  2. Dey, A. N., & Basak, P. (2015). A report on relevance of microgrid for developing countries with specific reference to India. International Journal of Advanced Research in Electrical, Electronics and Instrumentation Engineering, 4(6), 5484–5489.Google Scholar
  3. Nehrir, M. H., Wang, C., Strunz, K., Aki, H., Ramakumar, R., Bing, J., Miao, Z., & Salameh, Z. (2011). A review of hybrid renewable/alternative energy systems for electric power generation: configurations, control, and applications. IEEE Transactions on Sustainable Energy, 2(4), 392–403.View ArticleGoogle Scholar
  4. Kirthiga, M. V., Daniel, S. A., & Gurunathan, S. (2013). A methodology for transforming an existing distribution network into a sustainable autonomous micro-grid. IEEE Transactions on Sustainable Energy, 4(1), 31–41.View ArticleGoogle Scholar
  5. Wang, D., Ge, S., Jia, H., Wang, C., Zhou, Y., Lu, N., & Kong, X. (2014). A demand response and battery storage coordination algorithm for providing microgrid tie-line smoothing services. IEEE Transactions on Sustainable Energy, 5(2), 476–486.View ArticleGoogle Scholar
  6. Aghatehrani, R., & Kavasseri, R. (2013). Sensitivity-analysis-based sliding mode control for voltage regulation in microgrids. IEEE Transactions on Sustainable Energy, 4(1), 50–57.View ArticleGoogle Scholar
  7. Securicon Information Security Solutions. (2013). Introduction to Microgrids. Accessed 12 Jan 2016.

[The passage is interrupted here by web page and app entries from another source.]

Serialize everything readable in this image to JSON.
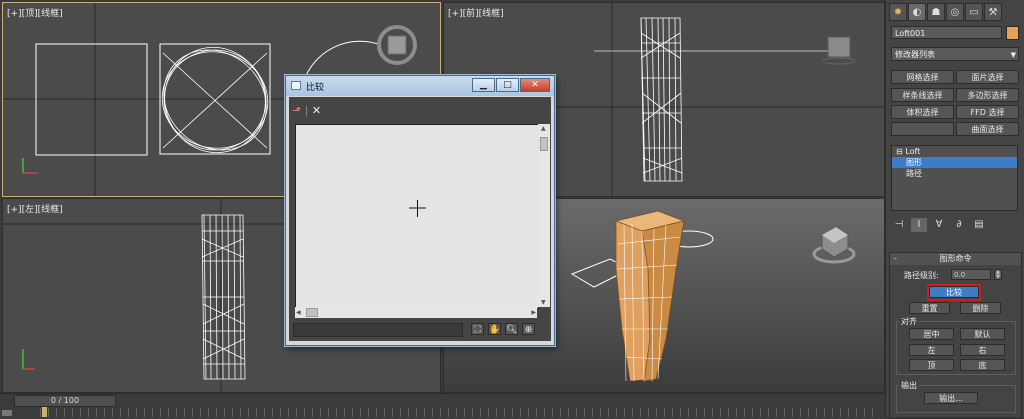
{
  "viewports": {
    "top": {
      "label": "[+][顶][线框]"
    },
    "front": {
      "label": "[+][前][线框]"
    },
    "left": {
      "label": "[+][左][线框]"
    },
    "perspective": {
      "label": ""
    }
  },
  "timeline": {
    "position": "0 / 100"
  },
  "command_panel": {
    "tabs": [
      {
        "icon": "create-icon",
        "glyph": "✸"
      },
      {
        "icon": "modify-icon",
        "glyph": "◐"
      },
      {
        "icon": "hierarchy-icon",
        "glyph": "☗"
      },
      {
        "icon": "motion-icon",
        "glyph": "◎"
      },
      {
        "icon": "display-icon",
        "glyph": "▭"
      },
      {
        "icon": "utilities-icon",
        "glyph": "⚒"
      }
    ],
    "object_name": "Loft001",
    "object_color": "#e8a056",
    "modifier_list": "修改器列表",
    "modifier_buttons": [
      "网格选择",
      "面片选择",
      "样条线选择",
      "多边形选择",
      "体积选择",
      "FFD 选择",
      "",
      "曲面选择"
    ],
    "stack": {
      "root": "Loft",
      "items": [
        "图形",
        "路径"
      ],
      "selected": "图形"
    },
    "shape_commands": {
      "title": "图形命令",
      "path_level_label": "路径级别:",
      "path_level_value": "0.0",
      "compare_button": "比较",
      "reset_button": "重置",
      "delete_button": "删除",
      "align_group": "对齐",
      "align_buttons": [
        "居中",
        "默认",
        "左",
        "右",
        "顶",
        "底"
      ],
      "output_group": "输出",
      "output_button": "输出..."
    }
  },
  "compare_dialog": {
    "title": "比较",
    "window_buttons": [
      "▁",
      "□",
      "✕"
    ]
  },
  "colors": {
    "accent_select": "#3e7cc8",
    "highlight_box": "#d11d1d",
    "active_viewport_border": "#c8b078",
    "loft_object": "#e0a060"
  }
}
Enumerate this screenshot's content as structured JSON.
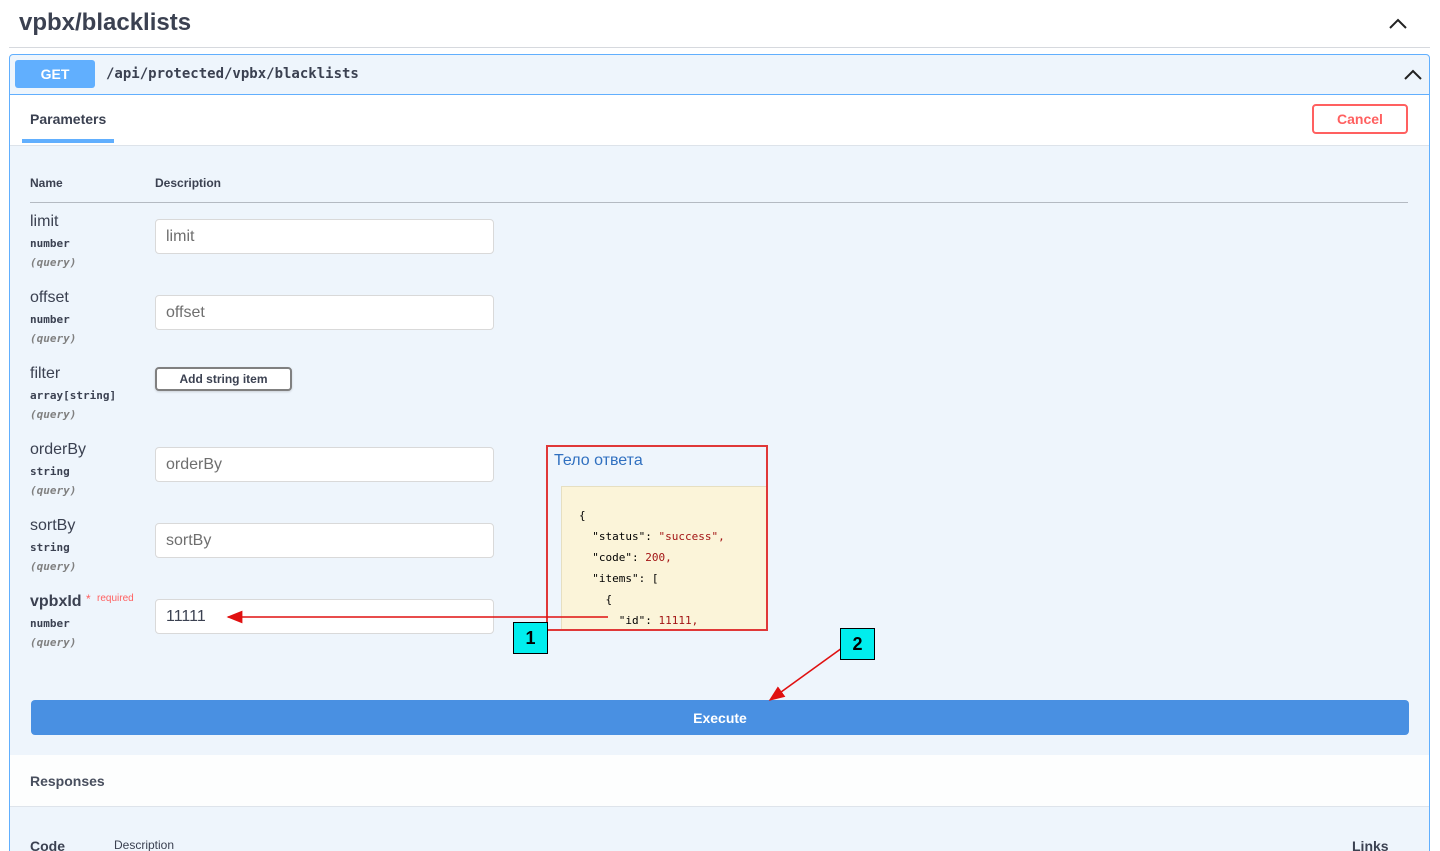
{
  "tag": {
    "title": "vpbx/blacklists"
  },
  "operation": {
    "method": "GET",
    "path": "/api/protected/vpbx/blacklists",
    "tab_label": "Parameters",
    "cancel_label": "Cancel",
    "col_name": "Name",
    "col_description": "Description",
    "params": [
      {
        "name": "limit",
        "type": "number",
        "in": "(query)",
        "placeholder": "limit",
        "value": ""
      },
      {
        "name": "offset",
        "type": "number",
        "in": "(query)",
        "placeholder": "offset",
        "value": ""
      },
      {
        "name": "filter",
        "type": "array[string]",
        "in": "(query)",
        "button_label": "Add string item"
      },
      {
        "name": "orderBy",
        "type": "string",
        "in": "(query)",
        "placeholder": "orderBy",
        "value": ""
      },
      {
        "name": "sortBy",
        "type": "string",
        "in": "(query)",
        "placeholder": "sortBy",
        "value": ""
      },
      {
        "name": "vpbxId",
        "required_mark": "*",
        "required_label": "required",
        "type": "number",
        "in": "(query)",
        "placeholder": "",
        "value": "11111"
      }
    ],
    "execute_label": "Execute"
  },
  "responses": {
    "title": "Responses",
    "col_code": "Code",
    "col_description": "Description",
    "col_links": "Links"
  },
  "annotation": {
    "title": "Тело ответа",
    "code_lines": [
      {
        "k": "{",
        "v": ""
      },
      {
        "k": "  \"status\": ",
        "v": "\"success\","
      },
      {
        "k": "  \"code\": ",
        "v": "200,"
      },
      {
        "k": "  \"items\": [",
        "v": ""
      },
      {
        "k": "    {",
        "v": ""
      },
      {
        "k": "      \"id\": ",
        "v": "11111,"
      }
    ],
    "marker_1": "1",
    "marker_2": "2"
  },
  "colors": {
    "get": "#61affe",
    "execute": "#4990e2",
    "cancel": "#ff6060",
    "annotation": "#e03838",
    "marker": "#00eeee"
  }
}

  8. Banerji, A., Sen, D., Bera, A. K., Ray, D., Paul, D., Bhakat, A., & Biswas, S. K. (2013). Microgrid: A review (pp. 27–35). Trivandrum: IEEE Global Humanitarian Technology Conference: South Asia Satellite (GHTC-SAS).Google Scholar
  9. Ahmad, F., & Iqbal, S. (2012). Reducing Electricity Consumption in Educational Institutes: A Case Study on Aligarh Muslim University’s Electricity Usage Scenario. IEEE Students’ Conference on Electrical, Electronics and Computer Science, MANIT Bhopal, 2012, 34-38. Google Scholar
  10. Annual Report 2014-2015, Aligarh Muslim University. Accessed 05 Jan 2016.
  11. Archives 2015, Electricity Department, AMU, India. Accessed 03 Jan 2016Google Scholar
  12. Proceedings of Workshop on Energy Efficiency and Audit for AMU, BEE India. Accessed 21 June 2014.
  13. Ali, I., & Hussain, S. M. S. (2016). Communication design for energy management automation in microgrid. IEEE Transactions on Smart Grid, 99, 1–1. doi:10.1109/TSG.2016.2606131.View ArticleGoogle Scholar
  14. Hafez, O., & Bhattacharya, K. (2012). Optimal planning and design of a renewable energy based supply system for microgrids. Renewable Energy, 45, 7–15.View ArticleGoogle Scholar
  15. Lambert, T., Gilman, P., & Lilienthal, P. (2005) Micropower System Modelling with HOMER. In Integration of Alternative Sources of Energy, pp. 379 – 415. John Wiley & Sons, Inc., Hoboken, NJ, USA. doi: 10.1002/0471755621.ch15.Google Scholar
  16. NASA Surface meteorology and Solar Energy: HOMER Data. Accessed 08 Jan 2016.
  17. Li, Y., Chen, X., Xiao, J., & Wei, X. (2014). Optimal configuration for distributed generations in micro-grid system considering diesel as the main control source. IEEE Proceedings of the 2014 International Conference on Advanced Mechatronic Systems (ICAMechS), Kumamoto, 2014, 552-556.Google Scholar
  18. Synergy enviro engineers. Accessed 20 June 2017.
  19. Press Information Bureau, Government of India, Ministry of New and Renewable Energy. Accessed 10 Jan 2016.
  20. Why sun is shining on solar power. The Tribune, Voice of the people. Sunday Special, Kaleidoscope. Accessed 18 Jan 2016.


© The Author(s) 2017